Prosper de Mulder (PDM) Group issued its Vision 2020 manifesto last month in London. It called on industry to lend written support to a total ban on sending food waste to landfill as the only way to eliminate food industry landfill waste by 2020.
Greater support is still needed for planning approval for recycling facilities, and tax rebates for waste recycling prior to a landfill ban would motivate businesses, said PDM commercial director Philip Simpson: "While a total landfill ban will be needed to truly capture the vast majority of food waste produced in the UK, other drivers will have to be put in place to encourage participation and adoption."
This summer PDM aims to finish an anaerobic digestion plant that will recycle 45,000t of food waste and produce 40,000t of digestate and 2MWh of electricity annually at its Doncaster headquarters in Yorkshire.
Elsewhere, in spite of delays, the Renewable Heat Incentive, which offers cash back for firms generating heat for their processes, is expected to be introduced on June 1. It will bolster the argument for food processors considering installing biomass boilers, offsetting installation costs and improving payback times. It will also make burning food waste to generate heat more attractive against alternatives such as selling it to farms as fertiliser or animal feed. Waste sold as feed can generate more cash for firms than if it were used in other contexts.

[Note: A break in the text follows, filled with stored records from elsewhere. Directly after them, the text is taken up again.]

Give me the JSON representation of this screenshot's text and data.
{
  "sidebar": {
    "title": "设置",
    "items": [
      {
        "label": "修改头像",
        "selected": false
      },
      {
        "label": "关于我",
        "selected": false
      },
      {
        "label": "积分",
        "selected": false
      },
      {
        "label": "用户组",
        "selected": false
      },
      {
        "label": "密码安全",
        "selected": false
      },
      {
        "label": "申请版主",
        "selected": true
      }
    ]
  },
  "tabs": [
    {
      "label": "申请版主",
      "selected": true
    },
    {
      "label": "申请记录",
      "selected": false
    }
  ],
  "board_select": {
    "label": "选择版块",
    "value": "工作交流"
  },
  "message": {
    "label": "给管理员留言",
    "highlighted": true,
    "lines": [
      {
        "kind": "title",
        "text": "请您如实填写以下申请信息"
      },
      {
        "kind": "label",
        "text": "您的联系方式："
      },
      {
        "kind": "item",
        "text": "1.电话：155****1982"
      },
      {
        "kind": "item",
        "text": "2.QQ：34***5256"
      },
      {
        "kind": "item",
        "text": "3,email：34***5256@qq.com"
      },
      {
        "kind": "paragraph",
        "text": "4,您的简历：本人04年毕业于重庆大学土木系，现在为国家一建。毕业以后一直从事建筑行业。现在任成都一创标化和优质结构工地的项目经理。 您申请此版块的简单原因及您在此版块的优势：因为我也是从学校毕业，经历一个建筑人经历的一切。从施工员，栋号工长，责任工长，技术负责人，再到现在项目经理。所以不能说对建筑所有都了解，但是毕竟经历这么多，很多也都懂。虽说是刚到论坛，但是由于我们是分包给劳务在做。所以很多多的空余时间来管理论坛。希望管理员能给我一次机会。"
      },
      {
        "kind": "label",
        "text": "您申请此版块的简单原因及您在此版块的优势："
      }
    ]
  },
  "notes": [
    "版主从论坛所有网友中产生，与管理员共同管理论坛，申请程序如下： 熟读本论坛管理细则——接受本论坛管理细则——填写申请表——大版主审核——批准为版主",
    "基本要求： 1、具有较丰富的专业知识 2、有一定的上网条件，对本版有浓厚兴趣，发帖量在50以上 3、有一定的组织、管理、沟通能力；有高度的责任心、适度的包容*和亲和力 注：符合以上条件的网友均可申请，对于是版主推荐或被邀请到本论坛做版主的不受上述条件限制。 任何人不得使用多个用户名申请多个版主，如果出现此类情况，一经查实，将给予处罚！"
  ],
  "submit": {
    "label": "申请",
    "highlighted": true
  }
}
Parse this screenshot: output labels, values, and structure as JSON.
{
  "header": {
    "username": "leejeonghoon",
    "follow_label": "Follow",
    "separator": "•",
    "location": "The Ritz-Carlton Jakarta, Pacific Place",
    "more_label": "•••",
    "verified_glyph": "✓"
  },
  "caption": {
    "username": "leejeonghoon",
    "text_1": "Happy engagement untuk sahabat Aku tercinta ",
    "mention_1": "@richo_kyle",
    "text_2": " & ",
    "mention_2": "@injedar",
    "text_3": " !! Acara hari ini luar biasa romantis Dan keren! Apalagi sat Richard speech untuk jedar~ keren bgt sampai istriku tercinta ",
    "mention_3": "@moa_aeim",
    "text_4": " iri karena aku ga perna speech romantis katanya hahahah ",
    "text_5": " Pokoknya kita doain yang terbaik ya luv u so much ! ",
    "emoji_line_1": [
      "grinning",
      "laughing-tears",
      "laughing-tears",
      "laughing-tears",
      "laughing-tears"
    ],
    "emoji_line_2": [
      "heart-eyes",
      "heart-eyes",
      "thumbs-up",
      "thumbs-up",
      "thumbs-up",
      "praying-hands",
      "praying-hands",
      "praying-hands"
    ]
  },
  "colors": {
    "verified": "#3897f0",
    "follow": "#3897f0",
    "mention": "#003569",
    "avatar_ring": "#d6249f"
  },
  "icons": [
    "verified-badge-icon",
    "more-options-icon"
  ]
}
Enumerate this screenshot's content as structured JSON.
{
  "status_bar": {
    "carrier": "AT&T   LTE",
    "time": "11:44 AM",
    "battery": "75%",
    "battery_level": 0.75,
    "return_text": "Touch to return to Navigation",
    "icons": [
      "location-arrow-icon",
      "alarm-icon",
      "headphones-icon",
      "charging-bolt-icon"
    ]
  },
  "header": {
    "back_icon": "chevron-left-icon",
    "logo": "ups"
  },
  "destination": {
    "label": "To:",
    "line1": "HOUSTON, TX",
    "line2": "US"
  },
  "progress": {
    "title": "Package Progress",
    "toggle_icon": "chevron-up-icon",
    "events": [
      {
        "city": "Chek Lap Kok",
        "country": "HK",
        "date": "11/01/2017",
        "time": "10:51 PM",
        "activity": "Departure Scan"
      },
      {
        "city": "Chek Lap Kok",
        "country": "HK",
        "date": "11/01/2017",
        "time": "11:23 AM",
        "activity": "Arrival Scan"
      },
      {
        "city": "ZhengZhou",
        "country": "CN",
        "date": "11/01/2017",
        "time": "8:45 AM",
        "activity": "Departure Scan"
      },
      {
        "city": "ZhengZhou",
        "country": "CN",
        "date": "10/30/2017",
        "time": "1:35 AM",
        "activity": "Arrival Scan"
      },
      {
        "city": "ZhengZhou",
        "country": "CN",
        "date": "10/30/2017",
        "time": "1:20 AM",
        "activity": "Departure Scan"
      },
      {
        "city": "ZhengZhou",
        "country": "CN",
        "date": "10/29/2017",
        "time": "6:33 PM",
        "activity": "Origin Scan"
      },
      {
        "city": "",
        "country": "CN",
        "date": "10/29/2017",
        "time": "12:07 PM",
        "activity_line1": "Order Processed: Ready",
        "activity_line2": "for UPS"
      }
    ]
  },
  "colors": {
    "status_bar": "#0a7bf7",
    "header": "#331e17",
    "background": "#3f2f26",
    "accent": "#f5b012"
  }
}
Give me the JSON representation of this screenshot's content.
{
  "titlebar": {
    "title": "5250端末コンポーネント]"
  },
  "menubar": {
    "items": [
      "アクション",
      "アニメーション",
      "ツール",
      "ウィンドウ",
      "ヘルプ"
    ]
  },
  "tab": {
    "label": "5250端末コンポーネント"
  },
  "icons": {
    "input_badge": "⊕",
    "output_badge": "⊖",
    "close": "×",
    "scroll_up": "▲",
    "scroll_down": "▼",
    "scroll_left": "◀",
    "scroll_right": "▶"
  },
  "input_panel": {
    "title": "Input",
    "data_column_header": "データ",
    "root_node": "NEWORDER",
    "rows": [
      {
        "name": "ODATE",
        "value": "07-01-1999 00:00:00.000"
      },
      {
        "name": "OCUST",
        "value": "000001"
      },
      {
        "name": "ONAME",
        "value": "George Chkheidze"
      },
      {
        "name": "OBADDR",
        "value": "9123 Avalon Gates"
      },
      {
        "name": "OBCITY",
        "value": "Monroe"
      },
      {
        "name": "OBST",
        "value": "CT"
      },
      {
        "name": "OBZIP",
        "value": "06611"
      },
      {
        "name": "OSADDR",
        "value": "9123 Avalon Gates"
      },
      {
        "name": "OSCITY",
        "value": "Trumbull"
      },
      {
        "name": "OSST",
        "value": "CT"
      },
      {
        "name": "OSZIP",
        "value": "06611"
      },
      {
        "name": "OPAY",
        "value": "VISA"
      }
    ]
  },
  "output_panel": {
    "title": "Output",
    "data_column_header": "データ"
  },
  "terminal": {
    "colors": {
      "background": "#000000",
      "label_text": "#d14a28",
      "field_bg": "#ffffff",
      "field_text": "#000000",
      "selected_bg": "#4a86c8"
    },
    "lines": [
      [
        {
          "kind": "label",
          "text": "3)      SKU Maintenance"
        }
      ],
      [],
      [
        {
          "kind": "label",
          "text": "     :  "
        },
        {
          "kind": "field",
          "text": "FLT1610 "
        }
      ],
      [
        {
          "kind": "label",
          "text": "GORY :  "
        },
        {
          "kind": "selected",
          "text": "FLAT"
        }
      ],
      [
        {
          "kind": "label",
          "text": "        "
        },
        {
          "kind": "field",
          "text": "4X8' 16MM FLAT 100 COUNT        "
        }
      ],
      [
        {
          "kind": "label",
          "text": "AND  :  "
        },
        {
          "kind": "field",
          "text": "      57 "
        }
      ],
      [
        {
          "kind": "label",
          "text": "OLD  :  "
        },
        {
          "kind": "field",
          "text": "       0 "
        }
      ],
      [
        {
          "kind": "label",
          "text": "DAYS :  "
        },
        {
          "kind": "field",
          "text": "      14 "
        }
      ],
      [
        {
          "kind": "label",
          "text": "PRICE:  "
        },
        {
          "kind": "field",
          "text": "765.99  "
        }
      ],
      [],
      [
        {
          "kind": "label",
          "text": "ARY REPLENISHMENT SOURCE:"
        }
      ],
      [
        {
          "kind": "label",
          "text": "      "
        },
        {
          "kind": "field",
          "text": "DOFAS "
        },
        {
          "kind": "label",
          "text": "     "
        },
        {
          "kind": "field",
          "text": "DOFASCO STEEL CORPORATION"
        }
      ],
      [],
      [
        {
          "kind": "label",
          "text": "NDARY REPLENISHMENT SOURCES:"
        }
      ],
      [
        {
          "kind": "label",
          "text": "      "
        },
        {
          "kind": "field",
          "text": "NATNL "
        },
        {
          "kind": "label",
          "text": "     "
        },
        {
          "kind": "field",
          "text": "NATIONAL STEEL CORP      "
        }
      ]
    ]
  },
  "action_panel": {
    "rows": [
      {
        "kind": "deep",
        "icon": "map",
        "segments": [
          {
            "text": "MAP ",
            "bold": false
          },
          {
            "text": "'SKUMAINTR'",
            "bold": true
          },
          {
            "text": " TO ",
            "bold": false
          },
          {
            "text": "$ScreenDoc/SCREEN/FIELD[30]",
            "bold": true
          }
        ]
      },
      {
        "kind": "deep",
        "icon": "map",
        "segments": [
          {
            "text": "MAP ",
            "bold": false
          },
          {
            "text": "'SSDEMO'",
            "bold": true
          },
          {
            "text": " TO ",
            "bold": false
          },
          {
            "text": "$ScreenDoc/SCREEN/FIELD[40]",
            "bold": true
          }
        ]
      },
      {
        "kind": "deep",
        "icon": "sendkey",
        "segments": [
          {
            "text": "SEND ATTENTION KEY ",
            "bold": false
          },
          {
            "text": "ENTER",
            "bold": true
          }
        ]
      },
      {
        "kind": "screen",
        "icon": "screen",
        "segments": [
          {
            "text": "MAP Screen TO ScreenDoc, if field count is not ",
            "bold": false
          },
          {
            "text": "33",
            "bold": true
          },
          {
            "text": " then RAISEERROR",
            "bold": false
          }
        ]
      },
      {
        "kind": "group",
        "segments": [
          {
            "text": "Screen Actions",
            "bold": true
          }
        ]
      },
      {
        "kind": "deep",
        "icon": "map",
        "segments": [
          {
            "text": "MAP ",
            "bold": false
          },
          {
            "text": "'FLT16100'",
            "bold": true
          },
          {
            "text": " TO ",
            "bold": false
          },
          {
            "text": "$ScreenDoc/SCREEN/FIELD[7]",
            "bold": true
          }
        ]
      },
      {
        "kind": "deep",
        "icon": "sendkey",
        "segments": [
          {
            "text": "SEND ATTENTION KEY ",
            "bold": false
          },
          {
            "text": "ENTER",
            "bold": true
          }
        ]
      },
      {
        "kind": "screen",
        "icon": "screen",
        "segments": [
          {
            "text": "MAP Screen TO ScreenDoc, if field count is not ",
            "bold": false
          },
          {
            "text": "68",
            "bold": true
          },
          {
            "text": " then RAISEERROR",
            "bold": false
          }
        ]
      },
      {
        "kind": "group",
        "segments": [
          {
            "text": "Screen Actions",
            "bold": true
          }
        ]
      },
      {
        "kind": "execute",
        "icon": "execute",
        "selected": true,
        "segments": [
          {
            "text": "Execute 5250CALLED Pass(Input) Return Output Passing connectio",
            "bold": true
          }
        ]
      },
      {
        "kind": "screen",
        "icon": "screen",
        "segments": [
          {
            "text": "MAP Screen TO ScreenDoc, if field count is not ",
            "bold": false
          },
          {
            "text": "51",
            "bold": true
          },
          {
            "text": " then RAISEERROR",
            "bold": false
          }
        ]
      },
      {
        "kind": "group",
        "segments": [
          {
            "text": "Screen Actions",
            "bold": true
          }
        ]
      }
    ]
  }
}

Separately, despite speculation, experts believe a review of Feed-In-Tariffs (FITs), which subsidise firms for producing energy to feed into the national grid, will not result in scrapping it. Instead, it will aim to nail down appropriate repayment amounts and determine whether larger energy producers or only smaller players will qualify, said the Renewable Energy Association. It expects the full review to finish by the end of the year, with FITs unchanged until April 2012.